Data about app and page elements

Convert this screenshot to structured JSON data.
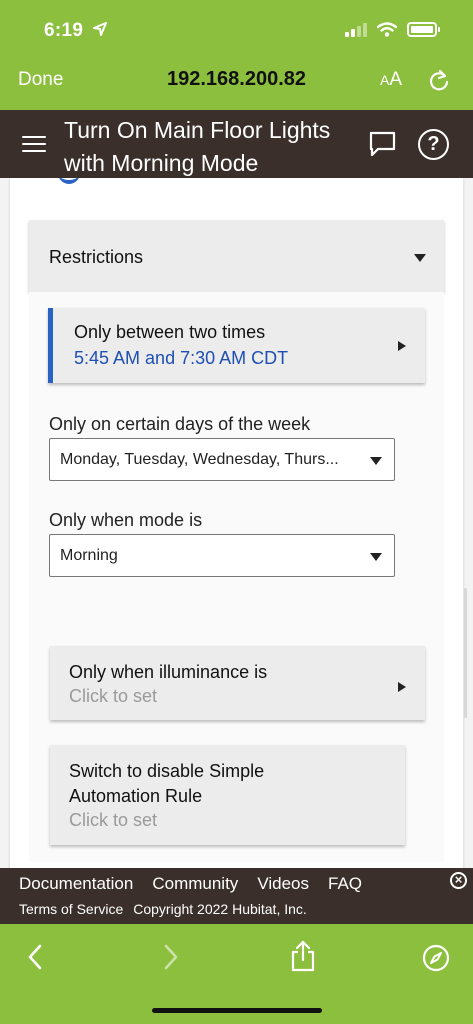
{
  "status_bar": {
    "time": "6:19"
  },
  "browser": {
    "done_label": "Done",
    "url": "192.168.200.82",
    "text_size_label": "AA"
  },
  "header": {
    "title_line1": "Turn On Main Floor Lights",
    "title_line2": "with Morning Mode"
  },
  "restrictions": {
    "label": "Restrictions",
    "time_restriction": {
      "title": "Only between two times",
      "value": "5:45 AM and 7:30 AM CDT"
    },
    "days": {
      "label": "Only on certain days of the week",
      "selected": "Monday, Tuesday, Wednesday, Thurs..."
    },
    "mode": {
      "label": "Only when mode is",
      "selected": "Morning"
    },
    "illuminance": {
      "title": "Only when illuminance is",
      "subtitle": "Click to set"
    },
    "disable_switch": {
      "title_line1": "Switch to disable Simple",
      "title_line2": "Automation Rule",
      "subtitle": "Click to set"
    }
  },
  "footer": {
    "links": [
      "Documentation",
      "Community",
      "Videos",
      "FAQ"
    ],
    "terms": "Terms of Service",
    "copyright": "Copyright 2022 Hubitat, Inc."
  },
  "colors": {
    "browser_chrome": "#8dbf3f",
    "header_bg": "#3a2f2a",
    "accent_blue": "#2a62c4"
  }
}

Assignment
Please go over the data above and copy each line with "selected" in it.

Written solution
      "selected": "Monday, Tuesday, Wednesday, Thurs..."
      "selected": "Morning"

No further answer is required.